New York : Just because you get away with a lie to your wife does not mean you would be lucky in front of a group. Researchers have found that groups are consistently more accurate in distinguishing truths from lies than one individual is. The group advantage in lie detection comes through the process of group discussion, not the product of a ‘wisdom of crowds’ effect, the results published in the journal Proceedings of the National Academy of Sciences (PNAS), showed.
“We find a consistent group advantage for detecting small ‘white’ lies as well as intentional, high-stakes lies told for personal gain,” said one of the researchers Nicholas Epley, professor at the University of Chicago Booth School of Business in the US. “This group advantage seems to come through the process of group discussion rather than statistical aggregation of individual opinions,” Epley said.
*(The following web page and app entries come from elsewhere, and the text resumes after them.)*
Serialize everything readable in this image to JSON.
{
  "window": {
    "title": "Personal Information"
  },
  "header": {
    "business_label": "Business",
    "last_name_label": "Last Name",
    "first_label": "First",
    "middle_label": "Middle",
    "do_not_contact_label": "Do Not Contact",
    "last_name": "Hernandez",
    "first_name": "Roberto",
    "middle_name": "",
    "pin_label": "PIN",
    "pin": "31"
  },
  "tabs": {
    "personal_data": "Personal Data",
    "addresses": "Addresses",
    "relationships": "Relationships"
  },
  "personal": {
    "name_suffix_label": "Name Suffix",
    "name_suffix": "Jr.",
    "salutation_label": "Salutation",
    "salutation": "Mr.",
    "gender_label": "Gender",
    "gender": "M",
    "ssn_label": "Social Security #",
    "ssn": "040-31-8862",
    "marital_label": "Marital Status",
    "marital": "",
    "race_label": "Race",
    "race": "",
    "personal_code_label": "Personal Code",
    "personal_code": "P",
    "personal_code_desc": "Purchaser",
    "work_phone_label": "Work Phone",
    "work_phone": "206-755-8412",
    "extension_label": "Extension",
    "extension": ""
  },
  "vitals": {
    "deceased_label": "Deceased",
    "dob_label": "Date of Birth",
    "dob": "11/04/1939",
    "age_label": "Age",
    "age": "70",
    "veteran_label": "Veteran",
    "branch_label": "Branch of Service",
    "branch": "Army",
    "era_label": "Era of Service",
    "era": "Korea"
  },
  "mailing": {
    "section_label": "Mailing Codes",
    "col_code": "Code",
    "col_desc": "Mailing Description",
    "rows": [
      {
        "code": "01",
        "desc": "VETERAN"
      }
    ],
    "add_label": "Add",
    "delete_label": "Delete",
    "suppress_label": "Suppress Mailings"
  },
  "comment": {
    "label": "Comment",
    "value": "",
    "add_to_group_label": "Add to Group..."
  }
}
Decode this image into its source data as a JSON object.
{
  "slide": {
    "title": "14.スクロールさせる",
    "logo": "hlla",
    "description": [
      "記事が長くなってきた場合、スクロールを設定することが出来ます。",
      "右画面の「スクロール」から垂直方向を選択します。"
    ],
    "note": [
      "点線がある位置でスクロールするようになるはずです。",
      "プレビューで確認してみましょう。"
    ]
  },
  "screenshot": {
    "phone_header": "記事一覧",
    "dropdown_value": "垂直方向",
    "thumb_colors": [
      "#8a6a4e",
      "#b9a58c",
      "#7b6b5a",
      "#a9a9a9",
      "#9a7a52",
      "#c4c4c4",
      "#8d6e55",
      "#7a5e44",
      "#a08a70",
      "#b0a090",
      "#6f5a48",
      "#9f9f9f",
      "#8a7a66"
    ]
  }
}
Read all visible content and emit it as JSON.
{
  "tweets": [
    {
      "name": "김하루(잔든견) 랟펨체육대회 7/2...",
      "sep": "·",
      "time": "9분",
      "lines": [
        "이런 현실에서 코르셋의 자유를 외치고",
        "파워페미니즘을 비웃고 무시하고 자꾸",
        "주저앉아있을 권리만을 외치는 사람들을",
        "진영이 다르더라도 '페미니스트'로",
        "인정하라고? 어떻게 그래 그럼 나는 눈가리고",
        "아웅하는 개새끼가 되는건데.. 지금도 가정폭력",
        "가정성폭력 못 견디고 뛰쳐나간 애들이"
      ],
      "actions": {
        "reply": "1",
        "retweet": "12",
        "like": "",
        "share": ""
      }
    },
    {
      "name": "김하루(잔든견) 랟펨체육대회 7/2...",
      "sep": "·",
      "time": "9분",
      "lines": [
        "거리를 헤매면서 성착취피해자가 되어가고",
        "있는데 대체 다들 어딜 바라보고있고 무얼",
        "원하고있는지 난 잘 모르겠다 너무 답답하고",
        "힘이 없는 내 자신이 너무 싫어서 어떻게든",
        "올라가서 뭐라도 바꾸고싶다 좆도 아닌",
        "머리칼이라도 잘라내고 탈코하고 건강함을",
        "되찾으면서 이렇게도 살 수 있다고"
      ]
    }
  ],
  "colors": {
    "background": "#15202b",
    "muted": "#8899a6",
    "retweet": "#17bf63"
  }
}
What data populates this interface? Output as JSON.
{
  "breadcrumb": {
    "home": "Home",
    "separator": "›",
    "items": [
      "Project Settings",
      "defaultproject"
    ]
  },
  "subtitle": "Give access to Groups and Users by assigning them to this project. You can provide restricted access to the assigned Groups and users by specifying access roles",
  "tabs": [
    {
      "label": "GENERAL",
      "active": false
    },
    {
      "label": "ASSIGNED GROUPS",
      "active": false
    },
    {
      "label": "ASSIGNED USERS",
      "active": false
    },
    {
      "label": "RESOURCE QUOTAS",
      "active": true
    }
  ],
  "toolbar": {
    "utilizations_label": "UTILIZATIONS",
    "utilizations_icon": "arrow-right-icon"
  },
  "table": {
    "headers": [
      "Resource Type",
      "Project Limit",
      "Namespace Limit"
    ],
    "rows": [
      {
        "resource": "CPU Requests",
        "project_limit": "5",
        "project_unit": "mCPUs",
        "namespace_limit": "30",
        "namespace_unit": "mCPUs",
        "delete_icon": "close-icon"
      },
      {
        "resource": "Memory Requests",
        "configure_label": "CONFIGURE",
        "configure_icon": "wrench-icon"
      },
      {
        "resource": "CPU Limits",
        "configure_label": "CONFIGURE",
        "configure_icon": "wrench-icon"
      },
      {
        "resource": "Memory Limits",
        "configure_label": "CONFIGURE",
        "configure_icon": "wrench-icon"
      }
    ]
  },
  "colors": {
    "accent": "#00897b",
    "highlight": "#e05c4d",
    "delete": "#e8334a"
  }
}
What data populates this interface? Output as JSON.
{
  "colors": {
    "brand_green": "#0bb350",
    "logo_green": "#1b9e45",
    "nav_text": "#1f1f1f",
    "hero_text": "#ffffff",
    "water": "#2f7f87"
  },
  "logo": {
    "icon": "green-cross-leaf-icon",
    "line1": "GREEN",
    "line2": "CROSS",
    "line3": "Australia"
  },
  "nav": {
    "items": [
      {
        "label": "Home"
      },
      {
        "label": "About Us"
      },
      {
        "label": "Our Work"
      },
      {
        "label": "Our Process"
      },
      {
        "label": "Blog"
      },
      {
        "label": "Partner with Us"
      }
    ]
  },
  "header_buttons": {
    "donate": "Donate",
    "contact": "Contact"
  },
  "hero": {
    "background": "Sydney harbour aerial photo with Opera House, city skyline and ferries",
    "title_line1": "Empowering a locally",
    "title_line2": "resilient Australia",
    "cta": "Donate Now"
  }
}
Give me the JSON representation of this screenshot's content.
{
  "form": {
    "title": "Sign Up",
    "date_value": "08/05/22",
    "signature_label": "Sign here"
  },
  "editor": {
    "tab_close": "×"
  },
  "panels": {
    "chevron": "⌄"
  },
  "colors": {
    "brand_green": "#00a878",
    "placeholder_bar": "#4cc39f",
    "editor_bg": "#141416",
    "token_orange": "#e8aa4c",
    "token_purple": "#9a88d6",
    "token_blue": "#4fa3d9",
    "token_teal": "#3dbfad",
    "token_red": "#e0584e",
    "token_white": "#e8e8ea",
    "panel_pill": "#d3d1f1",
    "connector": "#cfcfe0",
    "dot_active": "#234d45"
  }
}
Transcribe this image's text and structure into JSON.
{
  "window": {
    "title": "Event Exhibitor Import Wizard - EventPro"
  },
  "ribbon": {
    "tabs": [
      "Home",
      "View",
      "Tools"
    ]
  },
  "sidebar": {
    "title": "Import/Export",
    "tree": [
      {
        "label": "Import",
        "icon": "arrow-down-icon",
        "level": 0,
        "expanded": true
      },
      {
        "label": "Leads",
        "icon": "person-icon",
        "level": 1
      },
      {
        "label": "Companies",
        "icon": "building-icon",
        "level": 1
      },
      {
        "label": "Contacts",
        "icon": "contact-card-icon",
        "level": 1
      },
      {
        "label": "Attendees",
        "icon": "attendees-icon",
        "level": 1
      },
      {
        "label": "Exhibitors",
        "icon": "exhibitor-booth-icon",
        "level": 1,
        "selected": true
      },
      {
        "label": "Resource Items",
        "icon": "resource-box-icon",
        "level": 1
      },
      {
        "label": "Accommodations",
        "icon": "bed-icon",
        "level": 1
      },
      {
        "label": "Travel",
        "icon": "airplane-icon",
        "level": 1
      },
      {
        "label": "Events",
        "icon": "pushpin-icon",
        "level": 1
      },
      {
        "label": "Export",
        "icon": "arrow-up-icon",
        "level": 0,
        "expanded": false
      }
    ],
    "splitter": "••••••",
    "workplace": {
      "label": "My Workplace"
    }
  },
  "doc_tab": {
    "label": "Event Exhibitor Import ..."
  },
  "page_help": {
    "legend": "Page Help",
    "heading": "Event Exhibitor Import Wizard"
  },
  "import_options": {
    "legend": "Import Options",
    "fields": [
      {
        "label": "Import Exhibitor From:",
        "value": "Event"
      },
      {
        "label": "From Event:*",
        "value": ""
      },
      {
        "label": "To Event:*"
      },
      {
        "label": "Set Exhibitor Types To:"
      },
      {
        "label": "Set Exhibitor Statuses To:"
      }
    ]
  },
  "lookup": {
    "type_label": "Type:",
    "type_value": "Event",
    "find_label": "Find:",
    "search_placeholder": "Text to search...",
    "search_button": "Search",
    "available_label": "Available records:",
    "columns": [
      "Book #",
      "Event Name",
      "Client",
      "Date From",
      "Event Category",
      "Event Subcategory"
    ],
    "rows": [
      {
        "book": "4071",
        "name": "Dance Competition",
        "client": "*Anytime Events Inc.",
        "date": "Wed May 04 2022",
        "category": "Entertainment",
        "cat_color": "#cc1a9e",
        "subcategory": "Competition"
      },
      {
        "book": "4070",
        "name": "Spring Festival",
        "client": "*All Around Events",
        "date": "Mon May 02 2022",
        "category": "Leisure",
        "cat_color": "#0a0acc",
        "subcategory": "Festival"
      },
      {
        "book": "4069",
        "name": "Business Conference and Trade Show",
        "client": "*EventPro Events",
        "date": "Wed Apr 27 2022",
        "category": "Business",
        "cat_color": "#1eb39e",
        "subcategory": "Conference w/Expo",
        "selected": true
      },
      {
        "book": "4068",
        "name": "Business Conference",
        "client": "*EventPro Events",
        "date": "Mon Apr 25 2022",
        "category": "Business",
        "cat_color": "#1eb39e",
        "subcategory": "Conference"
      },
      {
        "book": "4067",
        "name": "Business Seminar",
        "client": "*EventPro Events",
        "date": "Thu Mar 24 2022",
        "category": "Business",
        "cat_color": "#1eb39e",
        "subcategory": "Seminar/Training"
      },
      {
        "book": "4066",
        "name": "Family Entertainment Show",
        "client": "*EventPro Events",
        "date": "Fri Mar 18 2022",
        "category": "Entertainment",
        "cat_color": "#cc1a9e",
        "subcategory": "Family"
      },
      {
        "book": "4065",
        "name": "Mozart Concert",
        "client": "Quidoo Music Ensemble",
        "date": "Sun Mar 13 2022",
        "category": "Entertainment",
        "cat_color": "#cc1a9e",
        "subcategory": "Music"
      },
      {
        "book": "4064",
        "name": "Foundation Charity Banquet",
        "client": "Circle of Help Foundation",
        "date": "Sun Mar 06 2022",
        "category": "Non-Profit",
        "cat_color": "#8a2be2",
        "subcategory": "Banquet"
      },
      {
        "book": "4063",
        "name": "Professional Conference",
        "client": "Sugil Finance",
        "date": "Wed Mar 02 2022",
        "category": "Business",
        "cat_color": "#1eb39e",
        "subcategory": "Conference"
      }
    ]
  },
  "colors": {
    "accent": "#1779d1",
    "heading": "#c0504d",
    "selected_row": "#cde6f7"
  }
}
The modest accuracy rate of people who can detect deception is driven mostly by the tendency to detect truths, rather than lies. In the study, the researchers designed four experiments to test if individuals can do better to detect lies as a group. The researchers found that group discussion could identify the most accurate person within a group which increases accuracy through a sorting mechanism. And secondly, group discussion could elicit observations about the target that provide information needed to make an accurate assessment.